Task statement: Reproduce the records below exactly; the images should not appear.

Available data:
▼
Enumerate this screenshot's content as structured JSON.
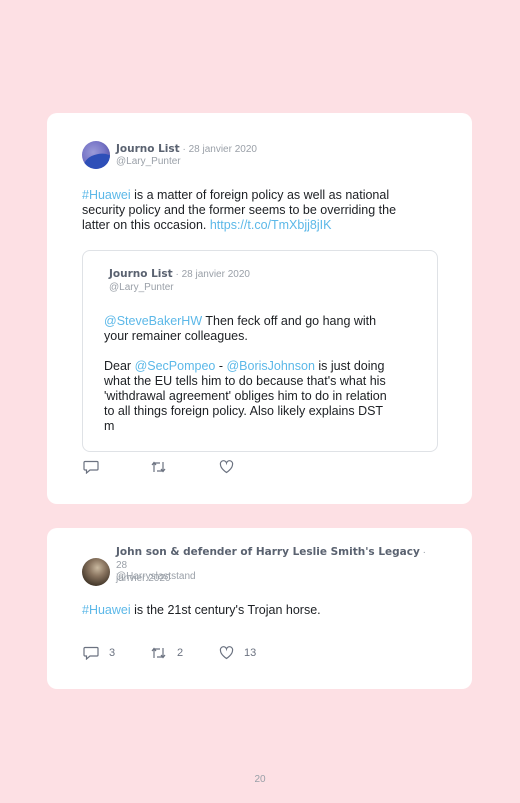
{
  "tweet1": {
    "name": "Journo List",
    "date": " · 28 janvier 2020",
    "handle": "@Lary_Punter",
    "hashtag": "#Huawei",
    "text_line1_rest": " is a matter of foreign policy as well as national",
    "text_line2": "security policy and the former seems to be overriding the",
    "text_line3": "latter on this occasion. ",
    "link": "https://t.co/TmXbjj8jIK",
    "quote": {
      "name": "Journo List",
      "date": " · 28 janvier 2020",
      "handle": "@Lary_Punter",
      "mention1": "@SteveBakerHW",
      "p1_rest": " Then feck off and go hang with",
      "p1_line2": "your remainer colleagues.",
      "p2_start": "Dear ",
      "mention2": "@SecPompeo",
      "p2_mid": " - ",
      "mention3": "@BorisJohnson",
      "p2_rest": " is just doing",
      "p2_line2": "what the EU tells him to do because that's what his",
      "p2_line3": "'withdrawal agreement' obliges him to do in relation",
      "p2_line4": "to all things foreign policy. Also likely explains DST",
      "p2_line5": "m"
    },
    "actions": {
      "reply_icon": "reply-icon",
      "retweet_icon": "retweet-icon",
      "like_icon": "heart-icon"
    }
  },
  "tweet2": {
    "name": "John son & defender of Harry Leslie Smith's Legacy",
    "date_part1": " · 28",
    "date_part2": "janvier 2020",
    "handle": "@Harryslaststand",
    "hashtag": "#Huawei",
    "text_rest": " is the 21st century's Trojan horse.",
    "replies": "3",
    "retweets": "2",
    "likes": "13"
  },
  "page_number": "20"
}
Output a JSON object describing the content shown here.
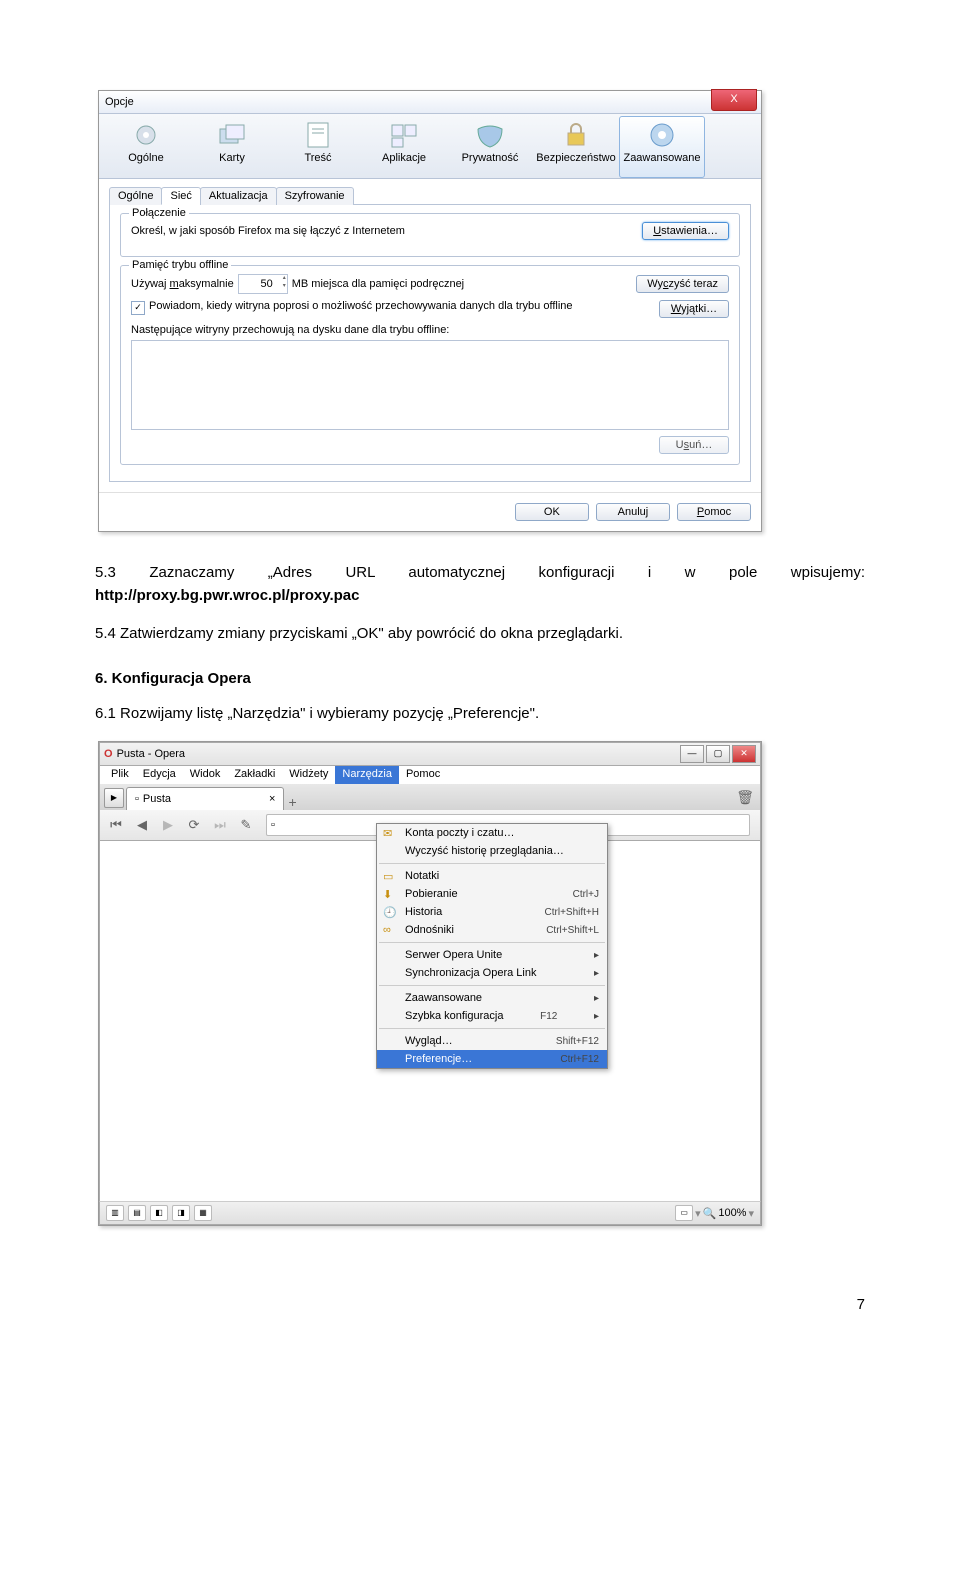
{
  "firefox": {
    "title": "Opcje",
    "close": "X",
    "categories": [
      "Ogólne",
      "Karty",
      "Treść",
      "Aplikacje",
      "Prywatność",
      "Bezpieczeństwo",
      "Zaawansowane"
    ],
    "subtabs": [
      "Ogólne",
      "Sieć",
      "Aktualizacja",
      "Szyfrowanie"
    ],
    "connection": {
      "legend": "Połączenie",
      "text": "Określ, w jaki sposób Firefox ma się łączyć z Internetem",
      "button": "Ustawienia…"
    },
    "offline": {
      "legend": "Pamięć trybu offline",
      "use_label_pre": "Używaj maksymalnie",
      "use_value": "50",
      "use_label_post": "MB miejsca dla pamięci podręcznej",
      "clear": "Wyczyść teraz",
      "notify": "Powiadom, kiedy witryna poprosi o możliwość przechowywania danych dla trybu offline",
      "exceptions": "Wyjątki…",
      "sites_label": "Następujące witryny przechowują na dysku dane dla trybu offline:",
      "remove": "Usuń…"
    },
    "footer": {
      "ok": "OK",
      "cancel": "Anuluj",
      "help": "Pomoc"
    }
  },
  "doc": {
    "p53_pre": "5.3 Zaznaczamy „Adres URL automatycznej konfiguracji i w pole wpisujemy: ",
    "p53_bold": "http://proxy.bg.pwr.wroc.pl/proxy.pac",
    "p54": "5.4 Zatwierdzamy zmiany przyciskami „OK\" aby powrócić do okna przeglądarki.",
    "h6": "6.   Konfiguracja Opera",
    "p61": "6.1 Rozwijamy listę „Narzędzia\" i wybieramy pozycję „Preferencje\"."
  },
  "opera": {
    "title": "Pusta - Opera",
    "menubar": [
      "Plik",
      "Edycja",
      "Widok",
      "Zakładki",
      "Widżety",
      "Narzędzia",
      "Pomoc"
    ],
    "tab": "Pusta",
    "tab_close": "×",
    "addr_icon": "📄",
    "menu": [
      {
        "icon": "✉",
        "label": "Konta poczty i czatu…"
      },
      {
        "icon": "",
        "label": "Wyczyść historię przeglądania…"
      },
      {
        "sep": true
      },
      {
        "icon": "▭",
        "label": "Notatki"
      },
      {
        "icon": "⬇",
        "label": "Pobieranie",
        "sc": "Ctrl+J"
      },
      {
        "icon": "🕘",
        "label": "Historia",
        "sc": "Ctrl+Shift+H"
      },
      {
        "icon": "∞",
        "label": "Odnośniki",
        "sc": "Ctrl+Shift+L"
      },
      {
        "sep": true
      },
      {
        "icon": "",
        "label": "Serwer Opera Unite",
        "sub": true
      },
      {
        "icon": "",
        "label": "Synchronizacja Opera Link",
        "sub": true
      },
      {
        "sep": true
      },
      {
        "icon": "",
        "label": "Zaawansowane",
        "sub": true
      },
      {
        "icon": "",
        "label": "Szybka konfiguracja",
        "sc": "F12",
        "sub": true
      },
      {
        "sep": true
      },
      {
        "icon": "",
        "label": "Wygląd…",
        "sc": "Shift+F12"
      },
      {
        "icon": "",
        "label": "Preferencje…",
        "sc": "Ctrl+F12",
        "hi": true
      }
    ],
    "zoom": "100%"
  },
  "page_number": "7"
}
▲
Exercise solution:
Enumerate this screenshot's content as structured JSON.
{
  "tweet1": {
    "name": "Journo List",
    "date": " · 28 janvier 2020",
    "handle": "@Lary_Punter",
    "hashtag": "#Huawei",
    "text_line1_rest": " is a matter of foreign policy as well as national",
    "text_line2": "security policy and the former seems to be overriding the",
    "text_line3": "latter on this occasion. ",
    "link": "https://t.co/TmXbjj8jIK",
    "quote": {
      "name": "Journo List",
      "date": " · 28 janvier 2020",
      "handle": "@Lary_Punter",
      "mention1": "@SteveBakerHW",
      "p1_rest": " Then feck off and go hang with",
      "p1_line2": "your remainer colleagues.",
      "p2_start": "Dear ",
      "mention2": "@SecPompeo",
      "p2_mid": " - ",
      "mention3": "@BorisJohnson",
      "p2_rest": " is just doing",
      "p2_line2": "what the EU tells him to do because that's what his",
      "p2_line3": "'withdrawal agreement' obliges him to do in relation",
      "p2_line4": "to all things foreign policy. Also likely explains DST",
      "p2_line5": "m"
    },
    "actions": {
      "reply_icon": "reply-icon",
      "retweet_icon": "retweet-icon",
      "like_icon": "heart-icon"
    }
  },
  "tweet2": {
    "name": "John son & defender of Harry Leslie Smith's Legacy",
    "date_part1": " · 28",
    "date_part2": "janvier 2020",
    "handle": "@Harryslaststand",
    "hashtag": "#Huawei",
    "text_rest": " is the 21st century's Trojan horse.",
    "replies": "3",
    "retweets": "2",
    "likes": "13"
  },
  "page_number": "20"
}
Output a JSON object describing the content shown here.
{
  "firefox": {
    "title": "Opcje",
    "close": "X",
    "categories": [
      "Ogólne",
      "Karty",
      "Treść",
      "Aplikacje",
      "Prywatność",
      "Bezpieczeństwo",
      "Zaawansowane"
    ],
    "subtabs": [
      "Ogólne",
      "Sieć",
      "Aktualizacja",
      "Szyfrowanie"
    ],
    "connection": {
      "legend": "Połączenie",
      "text": "Określ, w jaki sposób Firefox ma się łączyć z Internetem",
      "button": "Ustawienia…"
    },
    "offline": {
      "legend": "Pamięć trybu offline",
      "use_label_pre": "Używaj maksymalnie",
      "use_value": "50",
      "use_label_post": "MB miejsca dla pamięci podręcznej",
      "clear": "Wyczyść teraz",
      "notify": "Powiadom, kiedy witryna poprosi o możliwość przechowywania danych dla trybu offline",
      "exceptions": "Wyjątki…",
      "sites_label": "Następujące witryny przechowują na dysku dane dla trybu offline:",
      "remove": "Usuń…"
    },
    "footer": {
      "ok": "OK",
      "cancel": "Anuluj",
      "help": "Pomoc"
    }
  },
  "doc": {
    "p53_pre": "5.3 Zaznaczamy „Adres URL automatycznej konfiguracji i w pole wpisujemy: ",
    "p53_bold": "http://proxy.bg.pwr.wroc.pl/proxy.pac",
    "p54": "5.4 Zatwierdzamy zmiany przyciskami „OK\" aby powrócić do okna przeglądarki.",
    "h6": "6.   Konfiguracja Opera",
    "p61": "6.1 Rozwijamy listę „Narzędzia\" i wybieramy pozycję „Preferencje\"."
  },
  "opera": {
    "title": "Pusta - Opera",
    "menubar": [
      "Plik",
      "Edycja",
      "Widok",
      "Zakładki",
      "Widżety",
      "Narzędzia",
      "Pomoc"
    ],
    "tab": "Pusta",
    "tab_close": "×",
    "addr_icon": "📄",
    "menu": [
      {
        "icon": "✉",
        "label": "Konta poczty i czatu…"
      },
      {
        "icon": "",
        "label": "Wyczyść historię przeglądania…"
      },
      {
        "sep": true
      },
      {
        "icon": "▭",
        "label": "Notatki"
      },
      {
        "icon": "⬇",
        "label": "Pobieranie",
        "sc": "Ctrl+J"
      },
      {
        "icon": "🕘",
        "label": "Historia",
        "sc": "Ctrl+Shift+H"
      },
      {
        "icon": "∞",
        "label": "Odnośniki",
        "sc": "Ctrl+Shift+L"
      },
      {
        "sep": true
      },
      {
        "icon": "",
        "label": "Serwer Opera Unite",
        "sub": true
      },
      {
        "icon": "",
        "label": "Synchronizacja Opera Link",
        "sub": true
      },
      {
        "sep": true
      },
      {
        "icon": "",
        "label": "Zaawansowane",
        "sub": true
      },
      {
        "icon": "",
        "label": "Szybka konfiguracja",
        "sc": "F12",
        "sub": true
      },
      {
        "sep": true
      },
      {
        "icon": "",
        "label": "Wygląd…",
        "sc": "Shift+F12"
      },
      {
        "icon": "",
        "label": "Preferencje…",
        "sc": "Ctrl+F12",
        "hi": true
      }
    ],
    "zoom": "100%"
  },
  "page_number": "7"
}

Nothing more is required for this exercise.